**Problem to solve:** Once the pictures are set aside, retype the remaining entries exactly.

**Data section:**
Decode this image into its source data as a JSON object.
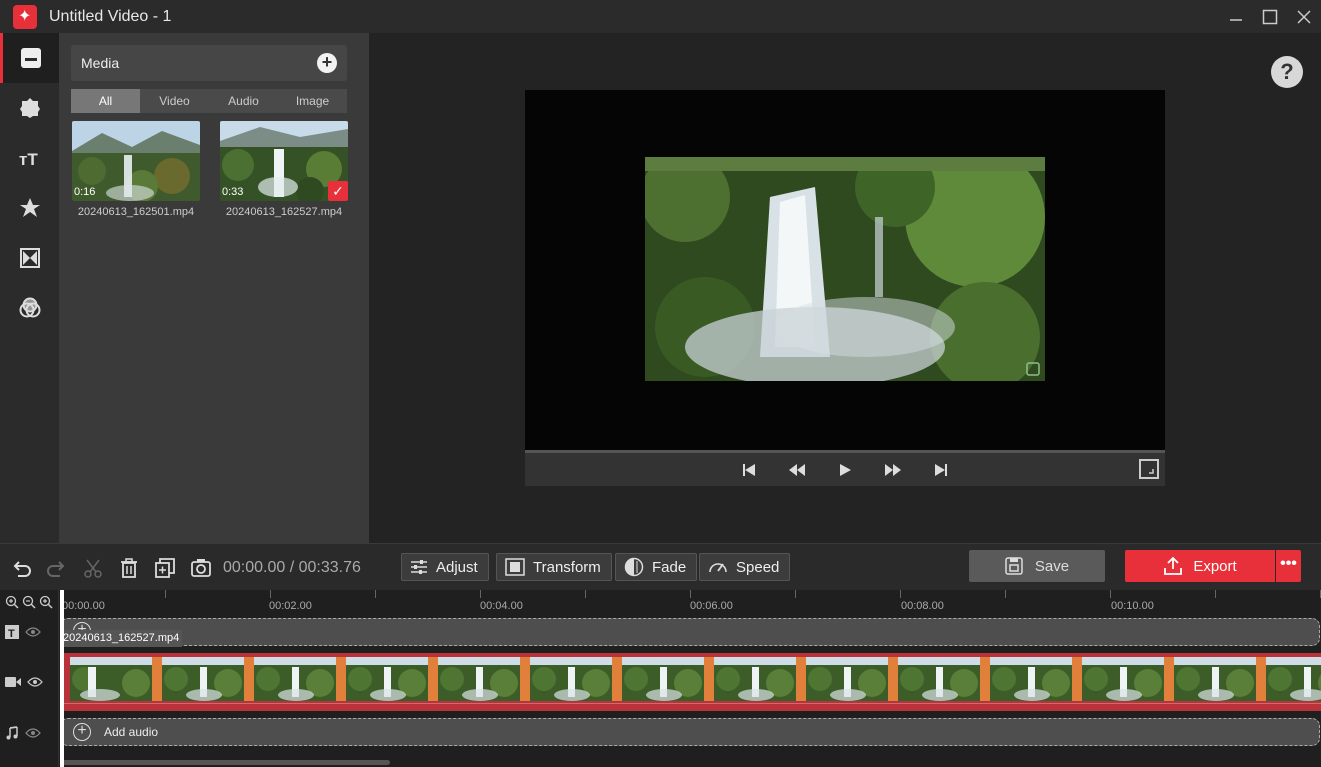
{
  "window": {
    "title": "Untitled Video - 1"
  },
  "sidebar": {
    "items": [
      {
        "icon": "media-icon",
        "active": true
      },
      {
        "icon": "effects-icon",
        "active": false
      },
      {
        "icon": "text-icon",
        "active": false
      },
      {
        "icon": "sticker-icon",
        "active": false
      },
      {
        "icon": "transition-icon",
        "active": false
      },
      {
        "icon": "filter-icon",
        "active": false
      }
    ]
  },
  "media": {
    "title": "Media",
    "tabs": [
      "All",
      "Video",
      "Audio",
      "Image"
    ],
    "active_tab": "All",
    "items": [
      {
        "name": "20240613_162501.mp4",
        "duration": "0:16",
        "selected": false
      },
      {
        "name": "20240613_162527.mp4",
        "duration": "0:33",
        "selected": true
      }
    ]
  },
  "toolbar": {
    "timecode": "00:00.00 / 00:33.76",
    "adjust": "Adjust",
    "transform": "Transform",
    "fade": "Fade",
    "speed": "Speed",
    "save": "Save",
    "export": "Export"
  },
  "timeline": {
    "ruler": [
      "00:00.00",
      "00:02.00",
      "00:04.00",
      "00:06.00",
      "00:08.00",
      "00:10.00"
    ],
    "clip_name": "20240613_162527.mp4",
    "add_audio": "Add audio"
  },
  "colors": {
    "accent": "#e8303a",
    "clip_border": "#b8323a",
    "frame_separator": "#e0803a"
  }
}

**Final answer:**
Decode this image into its source data as a JSON object.
{
  "window": {
    "title": "Untitled Video - 1"
  },
  "sidebar": {
    "items": [
      {
        "icon": "media-icon",
        "active": true
      },
      {
        "icon": "effects-icon",
        "active": false
      },
      {
        "icon": "text-icon",
        "active": false
      },
      {
        "icon": "sticker-icon",
        "active": false
      },
      {
        "icon": "transition-icon",
        "active": false
      },
      {
        "icon": "filter-icon",
        "active": false
      }
    ]
  },
  "media": {
    "title": "Media",
    "tabs": [
      "All",
      "Video",
      "Audio",
      "Image"
    ],
    "active_tab": "All",
    "items": [
      {
        "name": "20240613_162501.mp4",
        "duration": "0:16",
        "selected": false
      },
      {
        "name": "20240613_162527.mp4",
        "duration": "0:33",
        "selected": true
      }
    ]
  },
  "toolbar": {
    "timecode": "00:00.00 / 00:33.76",
    "adjust": "Adjust",
    "transform": "Transform",
    "fade": "Fade",
    "speed": "Speed",
    "save": "Save",
    "export": "Export"
  },
  "timeline": {
    "ruler": [
      "00:00.00",
      "00:02.00",
      "00:04.00",
      "00:06.00",
      "00:08.00",
      "00:10.00"
    ],
    "clip_name": "20240613_162527.mp4",
    "add_audio": "Add audio"
  },
  "colors": {
    "accent": "#e8303a",
    "clip_border": "#b8323a",
    "frame_separator": "#e0803a"
  }
}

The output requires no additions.